[Task goal]: With the exception of the pictures, write out the data below precisely.

[Dataset content]:

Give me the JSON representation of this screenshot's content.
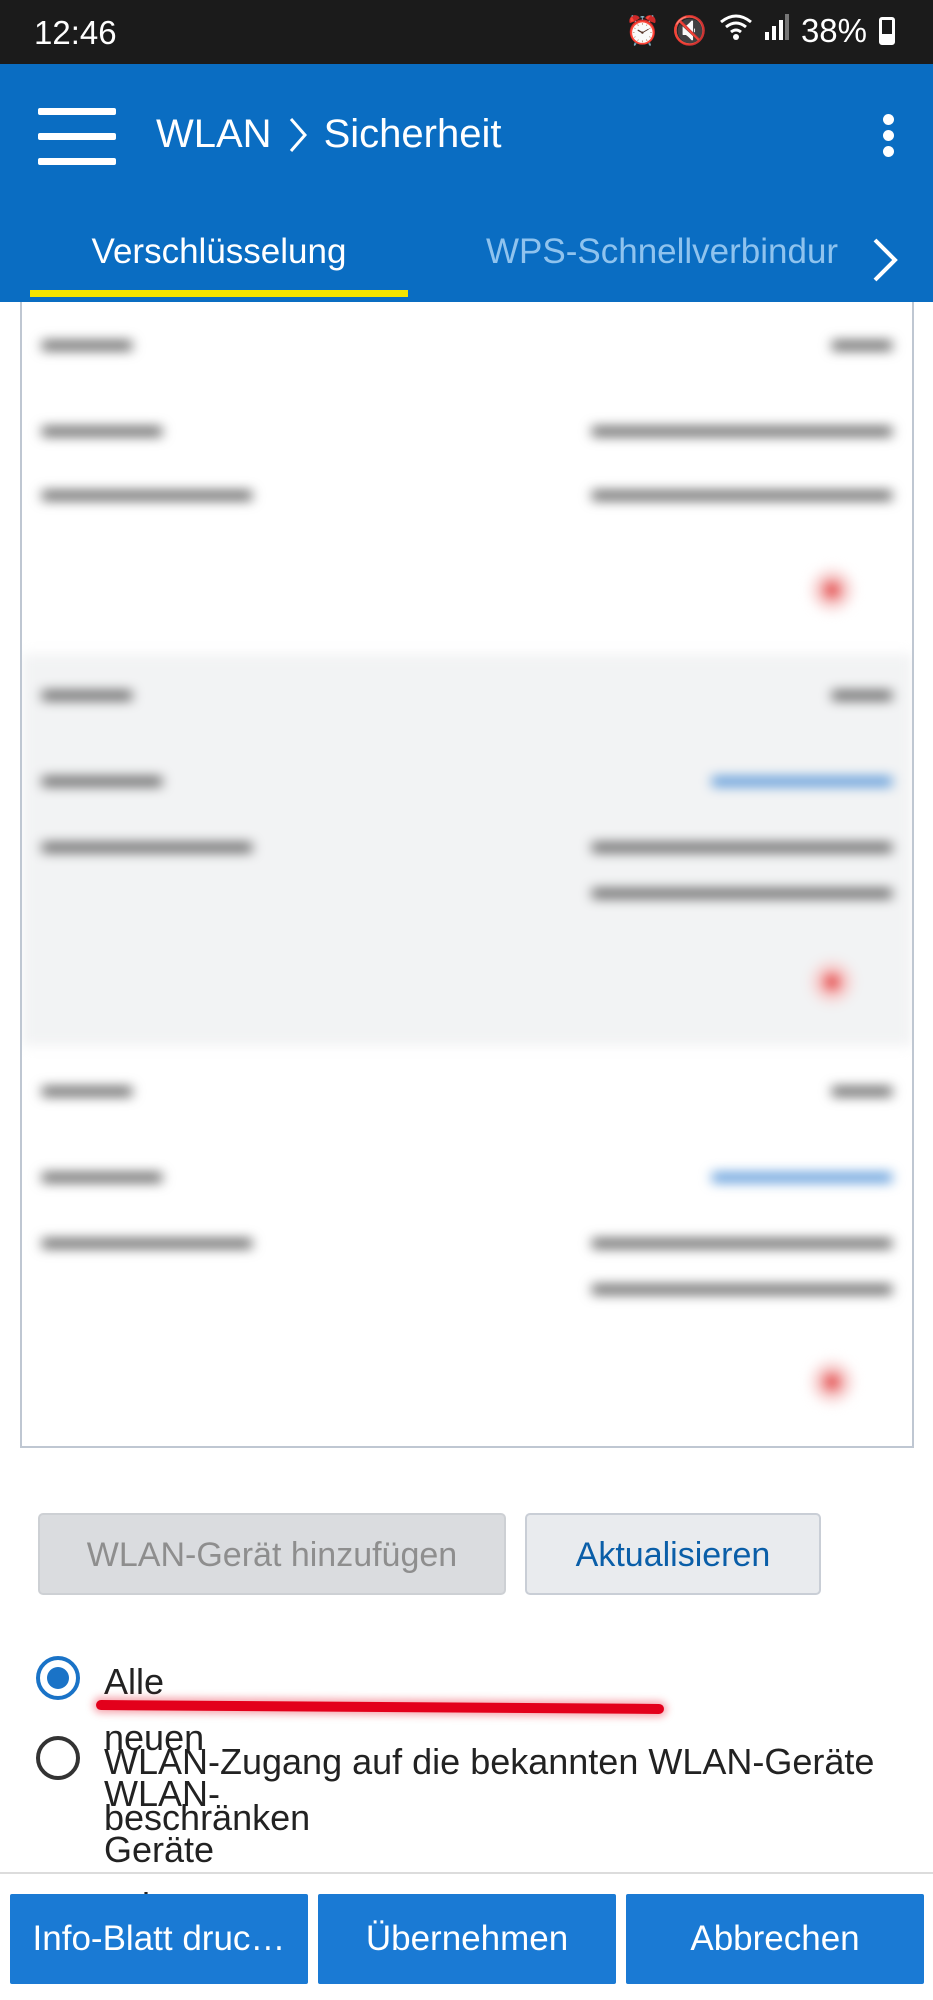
{
  "status_bar": {
    "time": "12:46",
    "battery": "38%",
    "battery_level": 0.38,
    "icons": [
      "alarm-icon",
      "mute-icon",
      "wifi-icon",
      "signal-icon",
      "battery-icon"
    ]
  },
  "app_bar": {
    "breadcrumb": [
      "WLAN",
      "Sicherheit"
    ],
    "color": "#0a6dc2"
  },
  "tabs": [
    {
      "label": "Verschlüsselung",
      "active": true
    },
    {
      "label": "WPS-Schnellverbindur",
      "active": false
    }
  ],
  "buttons": {
    "add_device": "WLAN-Gerät hinzufügen",
    "refresh": "Aktualisieren"
  },
  "radio_options": [
    {
      "label": "Alle neuen WLAN-Geräte zulassen",
      "selected": true
    },
    {
      "label": "WLAN-Zugang auf die bekannten WLAN-Geräte beschränken",
      "selected": false
    }
  ],
  "footer": {
    "info_sheet": "Info-Blatt druc…",
    "apply": "Übernehmen",
    "cancel": "Abbrechen",
    "color": "#1a7ad4"
  }
}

[Written answer]:
Give me the JSON representation of this screenshot's content.
{
  "status_bar": {
    "time": "12:46",
    "battery": "38%",
    "battery_level": 0.38,
    "icons": [
      "alarm-icon",
      "mute-icon",
      "wifi-icon",
      "signal-icon",
      "battery-icon"
    ]
  },
  "app_bar": {
    "breadcrumb": [
      "WLAN",
      "Sicherheit"
    ],
    "color": "#0a6dc2"
  },
  "tabs": [
    {
      "label": "Verschlüsselung",
      "active": true
    },
    {
      "label": "WPS-Schnellverbindur",
      "active": false
    }
  ],
  "buttons": {
    "add_device": "WLAN-Gerät hinzufügen",
    "refresh": "Aktualisieren"
  },
  "radio_options": [
    {
      "label": "Alle neuen WLAN-Geräte zulassen",
      "selected": true
    },
    {
      "label": "WLAN-Zugang auf die bekannten WLAN-Geräte beschränken",
      "selected": false
    }
  ],
  "footer": {
    "info_sheet": "Info-Blatt druc…",
    "apply": "Übernehmen",
    "cancel": "Abbrechen",
    "color": "#1a7ad4"
  }
}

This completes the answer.